Presentation on theme: " Canada and the war The War Measures Act (1914) Recruitment Militia Act (1916) Conscription War Voters Act Reaction in Quebec Summary."— Presentation transcript:
Canada and the war The War Measures Act (1914) Recruitment Militia Act (1916) Conscription War Voters Act Reaction in Quebec Summary Robert Borden VS Wilfrid Laurier Quebec Premier Henri Bourassa
Dominion: Meaning Robert Borden declared that "when Great Britain is at war, Canada is at war, and there is no difference at all." His Promise, Dec Canadian Prime Minister Robert Borden
The War Measures Act of 1914 gave the government the authority to do anything necessary or advisable for the security, defence, peace, order and welfare of Canada.
At the beginning of the war Canadian army totaled 3110 regular soldiers. Within two months, it totaled over 32,000 men. Recruitment slogans were initially effective in drawing in recruits. -‘FIGHT FOR THE EMPIRE’ -‘WE’LL BE HOME BY CHRISTMAS!’
Food Will Win the War.
German U-Boats Allied POWs The Somme “Blood Bath” High loss of life Gas attacks Cramped conditions and disease
312,000 men enlisted by the end of However, this amount was significantly less than Borden’s pledge to the British that he would provide over 500,000 for the war effort.
Month (1917)Recruits EnrolledKilled or Injured January February March April (Vimy) May June July August September October November (Passchendaele) December
Were these effective? Would you enlist?
Borden introduces conscription in 1917 despite enlistment propaganda. Single men aged were required to enlist or face imprisonment. Other nations’ volunteers -Britain: over 2.5 million in the first year. -Germany: approx. 500,000 early -France: nearly 200,000 by wars ends. -What does this tell us?
In order to meet conscription expectations of 100,000 men, Borden introduced Military Service Act. Exceptions to enlistment, however, were common. (farmers) Military Service act Revoked in April, 1917 to prevent exemptions. Farms henceforth were understaffed. Farmers were furious! Ramifications: United Famers of Alberta and soil degradation decades later.
In order to get the votes he needed, Borden passed two new acts: Military Voters Act Law that extended the right to vote to all men and women in the Canadian Expeditionary Force. War-time Elections Act Law which extended the right to vote to the mothers, wives, and sisters of the soldiers serving, while at the same time refusing that right to citizens from enemy countries. Pro Conscription Poster
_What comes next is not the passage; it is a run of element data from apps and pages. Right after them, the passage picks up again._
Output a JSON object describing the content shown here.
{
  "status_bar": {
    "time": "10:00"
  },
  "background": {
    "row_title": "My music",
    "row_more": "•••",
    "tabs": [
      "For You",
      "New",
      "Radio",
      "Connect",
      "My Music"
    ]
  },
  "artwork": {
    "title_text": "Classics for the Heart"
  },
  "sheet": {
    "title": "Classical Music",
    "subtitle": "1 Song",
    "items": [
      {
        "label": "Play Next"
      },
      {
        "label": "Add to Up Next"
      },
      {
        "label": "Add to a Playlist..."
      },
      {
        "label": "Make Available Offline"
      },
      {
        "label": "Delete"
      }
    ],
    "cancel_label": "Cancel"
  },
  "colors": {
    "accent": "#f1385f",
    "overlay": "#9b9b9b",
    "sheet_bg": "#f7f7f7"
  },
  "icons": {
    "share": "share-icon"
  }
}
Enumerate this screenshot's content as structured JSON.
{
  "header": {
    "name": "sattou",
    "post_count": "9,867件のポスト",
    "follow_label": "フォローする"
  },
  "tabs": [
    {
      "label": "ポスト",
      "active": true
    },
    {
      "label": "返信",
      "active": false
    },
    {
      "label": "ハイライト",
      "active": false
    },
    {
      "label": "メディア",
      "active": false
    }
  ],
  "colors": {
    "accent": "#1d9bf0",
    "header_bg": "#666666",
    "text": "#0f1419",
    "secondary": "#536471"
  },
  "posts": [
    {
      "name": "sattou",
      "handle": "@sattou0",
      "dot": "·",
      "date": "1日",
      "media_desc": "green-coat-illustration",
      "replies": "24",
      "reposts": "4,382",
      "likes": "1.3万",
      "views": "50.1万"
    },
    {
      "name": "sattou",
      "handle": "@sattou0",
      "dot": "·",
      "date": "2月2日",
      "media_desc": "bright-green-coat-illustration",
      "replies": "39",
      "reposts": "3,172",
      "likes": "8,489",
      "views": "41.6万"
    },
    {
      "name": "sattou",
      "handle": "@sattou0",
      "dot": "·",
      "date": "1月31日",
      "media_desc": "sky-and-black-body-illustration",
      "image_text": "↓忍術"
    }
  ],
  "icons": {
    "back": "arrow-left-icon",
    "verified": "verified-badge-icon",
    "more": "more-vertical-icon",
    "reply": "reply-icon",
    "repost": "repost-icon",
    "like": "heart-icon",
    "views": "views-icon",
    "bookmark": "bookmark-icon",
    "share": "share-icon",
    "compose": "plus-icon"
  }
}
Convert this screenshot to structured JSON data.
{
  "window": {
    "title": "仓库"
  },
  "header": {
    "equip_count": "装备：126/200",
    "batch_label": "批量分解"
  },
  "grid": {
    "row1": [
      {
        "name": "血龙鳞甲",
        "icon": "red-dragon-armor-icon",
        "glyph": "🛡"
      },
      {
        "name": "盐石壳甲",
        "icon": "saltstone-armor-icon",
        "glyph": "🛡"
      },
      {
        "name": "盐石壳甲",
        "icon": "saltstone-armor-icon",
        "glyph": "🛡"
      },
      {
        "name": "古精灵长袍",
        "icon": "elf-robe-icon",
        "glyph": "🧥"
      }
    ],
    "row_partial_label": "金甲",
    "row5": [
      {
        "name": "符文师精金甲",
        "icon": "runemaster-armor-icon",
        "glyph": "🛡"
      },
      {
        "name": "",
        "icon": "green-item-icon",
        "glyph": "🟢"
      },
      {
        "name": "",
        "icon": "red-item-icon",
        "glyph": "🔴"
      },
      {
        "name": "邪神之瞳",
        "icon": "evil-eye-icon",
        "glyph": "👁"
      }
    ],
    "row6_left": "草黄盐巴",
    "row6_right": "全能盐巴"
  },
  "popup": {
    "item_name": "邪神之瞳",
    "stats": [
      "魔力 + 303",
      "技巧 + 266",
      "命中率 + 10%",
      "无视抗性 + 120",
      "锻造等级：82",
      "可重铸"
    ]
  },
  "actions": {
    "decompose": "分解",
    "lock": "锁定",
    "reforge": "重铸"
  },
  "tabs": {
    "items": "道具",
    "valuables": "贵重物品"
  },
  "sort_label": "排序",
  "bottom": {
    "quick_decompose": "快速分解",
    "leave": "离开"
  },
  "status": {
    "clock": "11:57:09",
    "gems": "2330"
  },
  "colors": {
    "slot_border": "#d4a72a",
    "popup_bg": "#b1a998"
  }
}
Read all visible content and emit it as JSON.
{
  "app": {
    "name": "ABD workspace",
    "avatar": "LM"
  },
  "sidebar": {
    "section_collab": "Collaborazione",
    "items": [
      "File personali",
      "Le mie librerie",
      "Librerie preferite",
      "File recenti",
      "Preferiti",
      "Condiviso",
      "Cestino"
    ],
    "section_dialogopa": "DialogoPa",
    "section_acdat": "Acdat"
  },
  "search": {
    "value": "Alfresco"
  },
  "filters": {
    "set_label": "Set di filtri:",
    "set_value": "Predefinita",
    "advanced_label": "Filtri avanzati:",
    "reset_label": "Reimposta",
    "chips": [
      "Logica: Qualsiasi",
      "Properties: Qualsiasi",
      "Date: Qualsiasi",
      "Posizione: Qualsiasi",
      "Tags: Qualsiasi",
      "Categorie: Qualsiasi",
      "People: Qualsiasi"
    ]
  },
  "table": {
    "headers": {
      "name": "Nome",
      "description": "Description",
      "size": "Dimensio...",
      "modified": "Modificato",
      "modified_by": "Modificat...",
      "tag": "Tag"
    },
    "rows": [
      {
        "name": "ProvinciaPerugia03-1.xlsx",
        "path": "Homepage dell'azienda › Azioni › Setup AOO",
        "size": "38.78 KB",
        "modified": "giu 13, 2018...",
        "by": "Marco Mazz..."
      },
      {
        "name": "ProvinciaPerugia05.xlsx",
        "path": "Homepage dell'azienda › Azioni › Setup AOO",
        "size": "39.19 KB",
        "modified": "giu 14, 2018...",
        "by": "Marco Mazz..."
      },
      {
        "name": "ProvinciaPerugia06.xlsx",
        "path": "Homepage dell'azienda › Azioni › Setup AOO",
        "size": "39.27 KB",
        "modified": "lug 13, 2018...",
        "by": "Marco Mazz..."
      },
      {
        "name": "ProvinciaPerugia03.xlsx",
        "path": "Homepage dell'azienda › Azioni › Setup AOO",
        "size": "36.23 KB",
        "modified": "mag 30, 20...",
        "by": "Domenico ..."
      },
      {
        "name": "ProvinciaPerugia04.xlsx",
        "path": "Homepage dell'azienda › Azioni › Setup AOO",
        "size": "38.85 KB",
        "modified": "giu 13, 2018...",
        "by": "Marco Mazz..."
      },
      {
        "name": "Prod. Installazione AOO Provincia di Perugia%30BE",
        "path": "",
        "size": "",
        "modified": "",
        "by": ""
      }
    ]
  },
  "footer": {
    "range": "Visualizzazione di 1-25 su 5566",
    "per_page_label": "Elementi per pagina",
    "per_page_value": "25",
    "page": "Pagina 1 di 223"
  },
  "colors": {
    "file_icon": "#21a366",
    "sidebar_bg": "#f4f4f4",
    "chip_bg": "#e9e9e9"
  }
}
All 53 Quebec MPs voted against Military Service Act The recruiting effort in Quebec had failed. There was no loyalty to Britain nor France. Ties broken long ago. No room for advancement or to practice French culture Quebec was rural farmland and needed its population Henri Bourassa
opposed conscription from the beginning of the war. Believed conscription would lead Quebec towards a dangerous nationalism under Bourassa and lead to Quebec Separatism. French Canadians were 30% of population, but made up 4% of enlistees. Wilfrid Laurier
PM Borden called a federal election on the issue of Conscription in In order to get the votes he needed, Borden passed two new acts: Military Voters Act Law that extended the right to vote to all men and women in the Canadian Expeditionary Force. War-time Elections Act Law which extended the right to vote to the mothers, wives, and sisters of the soldiers serving, while at the same time refusing that right to citizens from enemy countries.
Riot in Quebec City, April 1918 – English soldiers from Ottawa kill 4 civilians
100,000? Only 25,000 made it to the front in Europe Bitterly Divided Canada. English thought the French were cowardly. Pressure to enlist greater in English Canada. (white feathers) Legacy of English vs. French Canadian interpretation of WWI (Vimy Vs. Conscription) Conscripted Troops arrive in Europe in 1918 when war ends